By Randy Rasa, editor/webmaster at Kansas Cyclist, the web’s premier Kansas cycling information site, featuring authoritative guides to Kansas cycling clubs, bike shops, organized bike rides, touring, trails, and much more. [learn more]

5 responses to “#30DaysOfBiking 2012: Long Long Haul Trucker”

  1. Brian L. says:

    Great, informative post! Have you ever tried a Bob? They’re supposed to track pretty well, but I’ve never tried one (or any trailer for that matter).

  2. Randy Rasa says:

    I haven’t tried a Bob (http://www.bobgear.com/). The one I have is essentially a knockoff of the Bob Yak, as I understand it.

    The one I actually would like to try is the Extrawheel (http://www.extrawheel.com/), though it’s more for touring than for things like hauling groceries. As a true utility trailer, Bill The Trailer (http://surlybikes.com/bikes/bill_trailer) from Surly seems pretty awesome.

  3. Paul Johnson says:

    The Oregon crowd would be complaining about the gravel road! Refreshing to see someone who isn’t a wuss about it.

  4. Randy Rasa says:

    I’m fortunate in that, even though I live in a somewhat rural area, I’m approximately equidistant (about 5-6 miles) from three retail/grocery options, and I can choose to take either gravel routes or paved routes. I most often choose gravel. The roads are rough in places, and I may get doused in dust, but there’s almost no traffic most days.

  5. Josh P says:

    I have a Burley Tail Wagon (two wheels) that’s designed to carry pets (hence the clever name) but functions well for any cargo. I’ve carried about 70 pounds with it and had no stability issues at all. I obviously notice the weight on climbs, and if it’s a dog that moves around, I feel some push/pulling, but nothing that might cause an accident. I did turn it over once by taking a turn way too fast while descending, but that was my own recklessness.

    I’ve definitely noticed stability issues with single-wheel contraptions – specifically, a trail-a-bike with my wobbly nephew on it.

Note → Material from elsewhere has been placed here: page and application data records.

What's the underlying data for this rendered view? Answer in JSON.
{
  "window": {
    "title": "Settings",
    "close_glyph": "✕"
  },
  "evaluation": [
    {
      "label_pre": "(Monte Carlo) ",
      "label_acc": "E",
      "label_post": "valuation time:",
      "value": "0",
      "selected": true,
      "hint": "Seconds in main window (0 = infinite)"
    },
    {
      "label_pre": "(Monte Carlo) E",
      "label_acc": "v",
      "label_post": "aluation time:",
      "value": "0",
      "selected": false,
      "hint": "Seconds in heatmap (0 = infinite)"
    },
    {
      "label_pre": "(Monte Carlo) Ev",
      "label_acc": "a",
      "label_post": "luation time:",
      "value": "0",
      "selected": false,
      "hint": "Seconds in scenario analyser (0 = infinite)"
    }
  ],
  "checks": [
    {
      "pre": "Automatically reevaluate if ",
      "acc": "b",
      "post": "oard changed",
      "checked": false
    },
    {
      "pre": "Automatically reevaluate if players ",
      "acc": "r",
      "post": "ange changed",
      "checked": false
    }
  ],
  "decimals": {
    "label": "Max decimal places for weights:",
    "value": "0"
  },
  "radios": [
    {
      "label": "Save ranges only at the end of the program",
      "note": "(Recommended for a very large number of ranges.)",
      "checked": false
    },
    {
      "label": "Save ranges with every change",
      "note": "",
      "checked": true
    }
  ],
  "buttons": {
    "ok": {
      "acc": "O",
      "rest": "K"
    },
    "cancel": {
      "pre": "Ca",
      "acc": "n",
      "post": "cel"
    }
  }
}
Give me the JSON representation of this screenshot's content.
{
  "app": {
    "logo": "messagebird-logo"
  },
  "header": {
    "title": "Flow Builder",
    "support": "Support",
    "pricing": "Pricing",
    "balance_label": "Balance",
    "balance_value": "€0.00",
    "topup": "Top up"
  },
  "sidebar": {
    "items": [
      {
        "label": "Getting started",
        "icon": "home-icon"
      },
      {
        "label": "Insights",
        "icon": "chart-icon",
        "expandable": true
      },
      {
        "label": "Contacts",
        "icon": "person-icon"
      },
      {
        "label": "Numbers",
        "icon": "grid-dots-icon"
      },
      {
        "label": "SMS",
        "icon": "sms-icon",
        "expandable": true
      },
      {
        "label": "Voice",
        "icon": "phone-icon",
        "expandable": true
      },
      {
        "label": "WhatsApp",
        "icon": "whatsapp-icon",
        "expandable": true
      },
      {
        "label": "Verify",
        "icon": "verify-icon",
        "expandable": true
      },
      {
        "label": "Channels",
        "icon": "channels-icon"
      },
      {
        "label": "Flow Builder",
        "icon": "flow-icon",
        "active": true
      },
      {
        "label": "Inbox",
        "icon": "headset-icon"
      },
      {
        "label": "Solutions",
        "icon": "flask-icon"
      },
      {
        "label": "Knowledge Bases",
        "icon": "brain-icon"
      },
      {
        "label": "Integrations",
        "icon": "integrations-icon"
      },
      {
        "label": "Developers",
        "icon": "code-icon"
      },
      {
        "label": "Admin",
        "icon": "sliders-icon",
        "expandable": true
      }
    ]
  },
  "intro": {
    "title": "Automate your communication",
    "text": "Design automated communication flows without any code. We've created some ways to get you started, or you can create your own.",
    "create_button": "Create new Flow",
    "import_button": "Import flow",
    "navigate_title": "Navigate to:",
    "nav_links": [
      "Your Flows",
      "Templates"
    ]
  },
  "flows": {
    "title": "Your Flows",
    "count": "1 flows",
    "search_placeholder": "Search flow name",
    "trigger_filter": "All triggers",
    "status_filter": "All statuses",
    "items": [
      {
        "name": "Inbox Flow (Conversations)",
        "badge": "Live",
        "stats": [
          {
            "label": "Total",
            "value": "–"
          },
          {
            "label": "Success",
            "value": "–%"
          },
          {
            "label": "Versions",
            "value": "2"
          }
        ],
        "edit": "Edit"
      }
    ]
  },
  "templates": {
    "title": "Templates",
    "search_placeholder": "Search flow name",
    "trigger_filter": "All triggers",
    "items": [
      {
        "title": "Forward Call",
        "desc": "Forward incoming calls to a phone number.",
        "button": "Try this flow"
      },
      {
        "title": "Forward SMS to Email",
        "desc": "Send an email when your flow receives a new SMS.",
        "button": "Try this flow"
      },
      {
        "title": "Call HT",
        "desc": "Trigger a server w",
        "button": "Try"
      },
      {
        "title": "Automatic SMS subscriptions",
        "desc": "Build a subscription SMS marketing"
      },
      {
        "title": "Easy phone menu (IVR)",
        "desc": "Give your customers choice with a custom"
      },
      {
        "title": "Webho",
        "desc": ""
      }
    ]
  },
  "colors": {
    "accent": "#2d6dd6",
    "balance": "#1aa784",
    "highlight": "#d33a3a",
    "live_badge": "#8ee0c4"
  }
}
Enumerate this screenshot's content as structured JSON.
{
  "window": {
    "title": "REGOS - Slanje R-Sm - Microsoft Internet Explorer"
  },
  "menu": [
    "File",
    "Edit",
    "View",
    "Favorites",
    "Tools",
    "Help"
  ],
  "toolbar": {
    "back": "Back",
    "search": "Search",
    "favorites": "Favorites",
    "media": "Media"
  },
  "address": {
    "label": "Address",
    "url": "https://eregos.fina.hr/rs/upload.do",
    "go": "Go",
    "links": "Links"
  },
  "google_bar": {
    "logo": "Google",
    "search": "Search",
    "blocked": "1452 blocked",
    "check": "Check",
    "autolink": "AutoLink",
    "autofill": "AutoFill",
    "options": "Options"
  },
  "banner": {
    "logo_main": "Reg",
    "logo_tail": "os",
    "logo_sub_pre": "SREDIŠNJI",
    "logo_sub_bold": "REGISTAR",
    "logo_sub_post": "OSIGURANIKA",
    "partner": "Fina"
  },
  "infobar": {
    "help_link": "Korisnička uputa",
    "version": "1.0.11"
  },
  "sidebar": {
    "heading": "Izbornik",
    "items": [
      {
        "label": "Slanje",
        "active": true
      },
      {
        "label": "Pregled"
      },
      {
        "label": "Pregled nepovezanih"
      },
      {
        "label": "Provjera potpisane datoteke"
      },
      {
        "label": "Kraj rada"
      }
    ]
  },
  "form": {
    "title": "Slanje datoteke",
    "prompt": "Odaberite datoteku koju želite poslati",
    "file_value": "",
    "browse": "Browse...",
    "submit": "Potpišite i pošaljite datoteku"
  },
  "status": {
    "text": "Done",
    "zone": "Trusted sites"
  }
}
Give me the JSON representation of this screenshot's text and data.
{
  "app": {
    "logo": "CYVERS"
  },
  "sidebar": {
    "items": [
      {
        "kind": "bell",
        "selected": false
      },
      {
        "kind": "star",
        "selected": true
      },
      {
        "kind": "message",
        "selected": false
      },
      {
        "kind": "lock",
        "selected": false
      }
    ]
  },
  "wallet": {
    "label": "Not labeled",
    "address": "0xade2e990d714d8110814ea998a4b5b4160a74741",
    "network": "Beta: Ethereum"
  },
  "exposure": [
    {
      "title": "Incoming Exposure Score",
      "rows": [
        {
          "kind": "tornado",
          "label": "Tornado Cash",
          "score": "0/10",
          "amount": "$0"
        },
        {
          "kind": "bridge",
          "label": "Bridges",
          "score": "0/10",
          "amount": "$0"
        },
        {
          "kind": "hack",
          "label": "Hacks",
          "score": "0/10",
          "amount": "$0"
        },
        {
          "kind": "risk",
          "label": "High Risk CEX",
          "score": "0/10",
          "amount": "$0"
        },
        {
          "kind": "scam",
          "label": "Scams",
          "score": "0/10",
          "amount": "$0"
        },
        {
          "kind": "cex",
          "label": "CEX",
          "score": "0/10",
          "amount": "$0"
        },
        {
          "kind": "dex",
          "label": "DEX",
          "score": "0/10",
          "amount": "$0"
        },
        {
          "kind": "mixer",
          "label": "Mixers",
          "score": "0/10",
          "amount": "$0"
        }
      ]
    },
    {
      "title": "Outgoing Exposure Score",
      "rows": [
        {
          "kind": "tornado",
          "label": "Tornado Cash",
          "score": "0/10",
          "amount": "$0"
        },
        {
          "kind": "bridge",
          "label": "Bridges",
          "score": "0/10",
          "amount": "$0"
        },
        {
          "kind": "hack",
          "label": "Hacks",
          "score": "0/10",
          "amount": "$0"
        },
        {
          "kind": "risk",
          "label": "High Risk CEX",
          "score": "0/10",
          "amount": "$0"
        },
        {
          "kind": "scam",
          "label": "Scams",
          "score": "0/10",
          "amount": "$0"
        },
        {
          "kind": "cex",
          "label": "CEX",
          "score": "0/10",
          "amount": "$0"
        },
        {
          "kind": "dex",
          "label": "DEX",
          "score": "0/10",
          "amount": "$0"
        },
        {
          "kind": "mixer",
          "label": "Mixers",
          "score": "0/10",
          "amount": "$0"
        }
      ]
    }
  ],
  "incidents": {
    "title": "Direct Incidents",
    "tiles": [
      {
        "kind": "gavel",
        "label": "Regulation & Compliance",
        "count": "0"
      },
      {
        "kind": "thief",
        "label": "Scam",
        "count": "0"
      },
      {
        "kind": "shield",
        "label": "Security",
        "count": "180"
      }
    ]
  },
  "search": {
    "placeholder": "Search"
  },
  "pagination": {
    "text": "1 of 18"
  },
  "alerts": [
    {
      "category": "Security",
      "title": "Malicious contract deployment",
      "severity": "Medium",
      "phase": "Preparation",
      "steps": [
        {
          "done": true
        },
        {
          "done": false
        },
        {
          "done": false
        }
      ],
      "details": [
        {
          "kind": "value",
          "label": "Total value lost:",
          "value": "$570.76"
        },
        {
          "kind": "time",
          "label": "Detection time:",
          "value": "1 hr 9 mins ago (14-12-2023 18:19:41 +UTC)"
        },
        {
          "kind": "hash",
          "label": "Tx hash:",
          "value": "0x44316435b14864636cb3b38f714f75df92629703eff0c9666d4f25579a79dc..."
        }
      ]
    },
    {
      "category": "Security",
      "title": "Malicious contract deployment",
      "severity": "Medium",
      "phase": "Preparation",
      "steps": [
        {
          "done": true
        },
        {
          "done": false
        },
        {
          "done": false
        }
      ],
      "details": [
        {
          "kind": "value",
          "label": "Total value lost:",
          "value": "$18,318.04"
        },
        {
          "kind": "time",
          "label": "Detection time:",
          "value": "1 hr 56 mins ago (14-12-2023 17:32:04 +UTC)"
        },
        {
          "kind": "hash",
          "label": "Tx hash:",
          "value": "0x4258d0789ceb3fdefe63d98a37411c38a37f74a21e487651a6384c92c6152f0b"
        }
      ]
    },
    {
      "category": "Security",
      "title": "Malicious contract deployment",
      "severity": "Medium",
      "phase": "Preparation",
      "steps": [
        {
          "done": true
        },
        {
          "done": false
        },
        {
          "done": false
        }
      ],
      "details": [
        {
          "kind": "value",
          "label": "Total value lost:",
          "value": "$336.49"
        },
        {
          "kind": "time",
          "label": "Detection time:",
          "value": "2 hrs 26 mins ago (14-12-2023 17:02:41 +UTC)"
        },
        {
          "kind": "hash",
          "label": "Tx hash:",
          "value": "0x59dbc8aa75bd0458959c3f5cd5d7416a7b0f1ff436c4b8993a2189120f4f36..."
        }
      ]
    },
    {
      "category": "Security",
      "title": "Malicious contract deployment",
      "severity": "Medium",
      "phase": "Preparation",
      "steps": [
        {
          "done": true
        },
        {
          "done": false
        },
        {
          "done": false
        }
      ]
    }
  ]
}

    Thanks for the blog – it’s always helpful and entertaining to read other cyclists’ experiences!